2. Proof of Ownership: The Executive Director ordered release of proceeds from the sale of livestock even though the proof of ownership had not yet been provided, as required by State statute.
3. Backdated Form: The Executive Director allegedly backdated the approval of an employee disciplinary form on file prior to giving the form to the APA.
4. Personal Vehicle Mileage: The reimbursement for personal mileage to inspectors was significant, with no cost analysis being considered. Also, three of the five Committee-owned vehicles were underutilized.
5. Receipt Procedures: The Committee lacked adequate policies and procedures for determining the amount of inspection fees and other certificate costs that should be collected.

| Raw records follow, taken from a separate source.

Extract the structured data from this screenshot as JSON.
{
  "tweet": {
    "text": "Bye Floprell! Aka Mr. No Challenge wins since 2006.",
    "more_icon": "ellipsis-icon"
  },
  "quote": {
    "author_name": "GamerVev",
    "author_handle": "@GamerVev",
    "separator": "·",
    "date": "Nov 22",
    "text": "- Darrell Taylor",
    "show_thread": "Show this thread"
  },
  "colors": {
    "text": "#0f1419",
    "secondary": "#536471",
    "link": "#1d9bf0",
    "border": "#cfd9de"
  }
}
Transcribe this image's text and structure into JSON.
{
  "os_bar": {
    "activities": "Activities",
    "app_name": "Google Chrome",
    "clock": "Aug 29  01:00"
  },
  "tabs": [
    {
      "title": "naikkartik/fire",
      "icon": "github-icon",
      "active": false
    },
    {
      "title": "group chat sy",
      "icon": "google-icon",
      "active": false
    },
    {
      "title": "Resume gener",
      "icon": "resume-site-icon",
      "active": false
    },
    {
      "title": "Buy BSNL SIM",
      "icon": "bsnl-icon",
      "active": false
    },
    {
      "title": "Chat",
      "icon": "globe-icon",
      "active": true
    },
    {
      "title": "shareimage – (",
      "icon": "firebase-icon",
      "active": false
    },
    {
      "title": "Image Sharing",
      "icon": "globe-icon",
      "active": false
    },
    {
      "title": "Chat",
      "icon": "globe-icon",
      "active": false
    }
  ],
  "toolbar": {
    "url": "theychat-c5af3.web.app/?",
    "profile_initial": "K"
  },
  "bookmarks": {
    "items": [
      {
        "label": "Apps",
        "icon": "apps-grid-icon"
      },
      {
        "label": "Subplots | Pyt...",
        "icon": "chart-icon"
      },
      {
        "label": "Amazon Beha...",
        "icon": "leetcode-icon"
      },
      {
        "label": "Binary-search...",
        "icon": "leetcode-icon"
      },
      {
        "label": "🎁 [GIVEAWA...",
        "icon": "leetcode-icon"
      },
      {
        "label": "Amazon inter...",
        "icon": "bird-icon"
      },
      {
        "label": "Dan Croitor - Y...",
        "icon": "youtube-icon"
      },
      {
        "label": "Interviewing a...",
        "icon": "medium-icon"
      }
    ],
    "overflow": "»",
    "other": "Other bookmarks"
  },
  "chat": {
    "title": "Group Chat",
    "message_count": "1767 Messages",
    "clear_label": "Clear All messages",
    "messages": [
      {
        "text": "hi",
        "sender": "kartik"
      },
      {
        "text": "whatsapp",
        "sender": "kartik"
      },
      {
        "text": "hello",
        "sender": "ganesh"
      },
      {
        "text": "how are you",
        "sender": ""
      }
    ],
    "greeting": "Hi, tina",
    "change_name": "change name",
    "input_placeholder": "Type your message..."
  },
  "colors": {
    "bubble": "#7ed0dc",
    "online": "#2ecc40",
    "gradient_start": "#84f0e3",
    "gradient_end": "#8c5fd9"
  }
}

This resulted in uncashed/lost checks, significant receipt lag time from when inspections were completed, and increased risk of loss of the Committee’s funds.
6. Estray Fund: Certain issues were identified within the Committee’s estray fund procedures, including checks being lost, cases not being properly turned over to the Alliance office timely, and money not being remitted to the Permanent School fund, as required by State statute.
7. Untimely Deposits: It was noted that 8 of 35 receipts tested were not deposited timely, as required by State statute. Also, five other receipts could not be tested for timeliness, as the date received was not documented.
8. Ammunition Purchase: The Committee purchased ammunition for a firearm not owned by the agency. The agency allows inspectors to carry personal firearms if they are certified.
9. Cleaning Contract: The Committee was paying on an expired contract entered into with a Committee employee.
10. NADC Filings: Two Committee Board members did not file the Statement of Financial Interest form with the Nebraska Accountability and Disclosure Commission (NADC), as required by State statute.
11. Leave Balances: The Committee allowed accumulation of compensatory leave balances in excess of the maximum allowed amount. The APA also identified terminated employees with negative leave balances.
12. Intermittent Brand Inspector Benefits: The Committee lacked procedures to monitor the status of the intermittent employees and their hours to determine if they should be receiving benefits.
13. Payroll Issues: The Brand Committee failed to follow payroll procedures outlined in its employee handbook on several instances.
14. Longevity Pay: The Committee is one of the few, if not the only, State agency that provides longevity pay to employees. As longevity is compounded and entered manually into the payroll system, errors were noted.
15. Travel Testing: There was no travel policy for employees who were not inspectors. The Committee’s review of inspectors’ mileage reimbursements were inadequate, resulting in expenses being paid without sufficient information provided. Because mileage was not recalculated, certain individuals were over reimbursed.
16. Outside Legal Counsel Not Approved: The Brand Committee maintained a legal counsel position without proper written approval from the Attorney General’s office.
17. Statutory Fees: The Committee charged a fee of $100 per application for brand leases and an inspection fee of $1 per head for horses. There is no statutory authority for these fees charged.
18. Fixed Assets: The Committee lacked procedures to ensure that its fixed assets were properly recorded and monitored within the State’s accounting system. This resulted in capitalization of a purchase that did not meet the capitalization requirements.
AUDIO: Brent Martin reports [:45]